It's the most wonderful time of the year...it’s also the busiest and can be the most stressful time for families with parents who are separated or divorced, and have to figure out how to make sure that the children spend time with both parents. Creating a holiday schedule doesn’t have to be a source of stress for parents and children. In fact, the purpose of having a schedule or court order in place ahead of time is to alleviate frustration, confusion and chaos. These things enable both parents to plan for their major holidays respectively, while ensuring that the children have adequate time with each parent and the sense of security that comes with having a well communicated, mutually agreed upon plan. Children have so many expectations and emotions tied to holidays, due to the traditions and memories created. No child wants to spend the holidays, after a separation or divorce, listening to parents argue, being put in the middle of parental squabbles, or being made to feel guilty for spending time with one parent over the other parent. Parents should work together to mitigate anxiety and negative emotions for their children, while preparing them for new traditions and schedule changes in a way that reassures them that the holidays will still be memorable and a positive experience. The Custody Queens have some valuable tips for parents who want to navigate the holiday season as peacefully as possible by creating a plan that works for everyone, especially the children.
- Plan ahead. Do not wait until the last minute to start a conversation with the other parent. This needs to be well thought out and planned for in advance of the holiday so that plans can be communicated with the children.
- Be specific in crafting court Orders, but remain open to flexibility in practice. Having a specific court Order can help manage expectations and mitigate stress. On the other hand, remember life happens and being flexible with the other parent can be more practical and help foster a genuine co-parenting relationship.
- Accept that holidays will generally be split. This is really a conversation about how to arrange the time. Some suggestions on how to do this are:
- Alternating holidays (i.e. In odd years one parent has Christmas Eve and the other parent has Christmas day.

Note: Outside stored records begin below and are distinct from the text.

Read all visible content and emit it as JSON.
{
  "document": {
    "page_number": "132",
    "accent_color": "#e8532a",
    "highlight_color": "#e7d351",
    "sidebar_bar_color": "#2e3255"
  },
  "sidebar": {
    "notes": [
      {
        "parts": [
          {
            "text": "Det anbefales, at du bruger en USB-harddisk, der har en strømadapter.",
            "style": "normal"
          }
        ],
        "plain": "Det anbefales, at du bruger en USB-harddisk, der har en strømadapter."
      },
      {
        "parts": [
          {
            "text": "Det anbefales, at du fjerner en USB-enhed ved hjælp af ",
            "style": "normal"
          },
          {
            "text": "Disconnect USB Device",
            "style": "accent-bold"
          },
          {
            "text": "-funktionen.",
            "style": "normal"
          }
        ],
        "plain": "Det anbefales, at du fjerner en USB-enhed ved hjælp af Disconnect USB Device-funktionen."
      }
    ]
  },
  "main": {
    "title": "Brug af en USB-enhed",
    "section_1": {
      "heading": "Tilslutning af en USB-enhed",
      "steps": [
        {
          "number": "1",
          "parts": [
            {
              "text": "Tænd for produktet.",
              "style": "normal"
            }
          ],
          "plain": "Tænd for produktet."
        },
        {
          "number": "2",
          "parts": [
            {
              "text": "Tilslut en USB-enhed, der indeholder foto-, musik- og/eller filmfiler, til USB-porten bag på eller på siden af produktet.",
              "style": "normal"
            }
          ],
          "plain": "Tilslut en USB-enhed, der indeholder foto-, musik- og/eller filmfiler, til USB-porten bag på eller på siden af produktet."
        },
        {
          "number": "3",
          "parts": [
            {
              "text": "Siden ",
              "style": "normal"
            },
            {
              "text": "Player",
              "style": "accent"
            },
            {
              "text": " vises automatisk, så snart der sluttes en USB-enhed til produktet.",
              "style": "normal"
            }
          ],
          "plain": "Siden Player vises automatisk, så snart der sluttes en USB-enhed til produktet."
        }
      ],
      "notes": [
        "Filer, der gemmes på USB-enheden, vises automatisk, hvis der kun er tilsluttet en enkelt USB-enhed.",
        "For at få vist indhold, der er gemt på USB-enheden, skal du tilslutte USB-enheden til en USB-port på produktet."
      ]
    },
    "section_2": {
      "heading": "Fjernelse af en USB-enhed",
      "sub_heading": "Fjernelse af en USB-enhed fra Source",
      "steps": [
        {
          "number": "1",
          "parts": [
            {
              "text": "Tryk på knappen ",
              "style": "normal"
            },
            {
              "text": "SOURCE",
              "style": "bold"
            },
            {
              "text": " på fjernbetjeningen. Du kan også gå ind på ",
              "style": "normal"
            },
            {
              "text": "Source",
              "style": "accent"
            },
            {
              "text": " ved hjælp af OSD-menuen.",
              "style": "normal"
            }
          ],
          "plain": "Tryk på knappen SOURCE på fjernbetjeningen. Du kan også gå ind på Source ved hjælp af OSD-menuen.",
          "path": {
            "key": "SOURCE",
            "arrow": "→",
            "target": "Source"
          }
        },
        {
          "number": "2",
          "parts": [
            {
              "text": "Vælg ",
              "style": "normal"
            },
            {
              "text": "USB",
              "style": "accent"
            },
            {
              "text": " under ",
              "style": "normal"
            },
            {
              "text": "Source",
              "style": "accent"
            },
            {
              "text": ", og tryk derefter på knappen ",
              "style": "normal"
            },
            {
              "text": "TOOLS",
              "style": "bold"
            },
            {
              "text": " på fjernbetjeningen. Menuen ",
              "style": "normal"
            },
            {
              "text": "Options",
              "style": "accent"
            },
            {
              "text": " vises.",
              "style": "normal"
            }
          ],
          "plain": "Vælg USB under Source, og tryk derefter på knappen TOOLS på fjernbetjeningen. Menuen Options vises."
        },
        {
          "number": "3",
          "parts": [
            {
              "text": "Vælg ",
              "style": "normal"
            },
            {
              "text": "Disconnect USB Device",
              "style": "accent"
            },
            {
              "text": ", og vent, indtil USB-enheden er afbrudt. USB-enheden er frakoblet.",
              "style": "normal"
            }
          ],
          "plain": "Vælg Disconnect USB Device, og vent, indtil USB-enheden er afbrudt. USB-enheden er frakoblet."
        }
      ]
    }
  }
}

In even years, the parents switch days.)
- Split the day between both parents (i.e. The first half of Thanksgiving Day is spent with one parent, the second half of Thanksgiving Day is spent with the other)
- Schedule the holiday twice. As parents, we can observe holidays on alternative days. For example, often separated parents observe their child’s birthday on a different day so that both parents get to celebrate. What child doesn’t want two birthdays?!
- Address travel. Will arrangements be needed for transportation and what time will need to be allotted for this? Who will be making these arrangements and paying travel expenses?
- Keep the children out of it. Even if you disagree, do not bring your children into the dispute—children want to celebrate holidays, not inherit your stress.
- Itemize which holidays need to be addressed in the Order. Some families celebrate only major holidays; others celebrate additional days/school break days/etc…Consider the type of schedule you have. If you exercise joint physical custody, do you really need to recognize all non-major holidays? The answer is sometimes yes. However, consider that with a joint physical arrangement, exercising non-major holidays does not provide you with additional time—it provides you with adjusted time that may cause unnecessary disruptions to an otherwise consistent schedule.
- Be efficient. Consider negotiating/agreeing on the entire year’s holiday/special day schedule at the same time. There is inevitably going to be more passion related to the holiday which is right in front of you (i.e. Christmas Eve or Christmas Day). Rather than having 8-9 different negotiations every time a holiday is approaching, just sit down, and agree on whatever split works best for your family for the entire year. If you don’t have your preferred schedule for this year, ask to reverse the schedule on alternating years so that it is consistent and your children get the opportunity to experience each holiday with both sides of the family.
- Special requests. If the other side has a request, do not refuse it just for the sake of refusal. Consider asking for an accommodation on your own special requests when negotiating.
- Identify your family’s unique needs. If you have them, include them in the plan or Order.
Now is the time to get your plan or orders in place to ensure that everyone has a peaceful holiday. For more tips on thriving during the holiday season, please read our blog post on Tips for Co-parenting Around The Holidays. With good communication, a willingness to compromise and proper planning, your holiday can be a lot less stressful and a lot more merry. Be sure to follow us on social media for daily posts and more.
The material and information contained on this website is for general information purposes only and is not intended to be legal advice. It does not create an attorney/client relationship in any way, shape or form. The Custody Queens, a division of Holstrom, Block and Parke, are attorneys at law, licensed to practice in the state of California and have based the information presented on US laws. All cases are different and nothing in this content is intended to suggest any particular result for your matter. Custody Queens has no control over and accepts no liability in respect of materials, products or services available on any website which is not under the control of Custody Queens. Certain links in this website may lead to websites which are not under the control of Custody Queens, or Holstrom, Block and Parke, APLC. When you activate these website links, you will leave the Custody Queens website. Therefore, we have no control over and accept no liability in respect of the materials, products or services available on the third party websites, which are not under control of Custody Queens. There is no substitute for seeking out advice from a competent Family Law professional and you should always consult with an attorney before you rely on this information.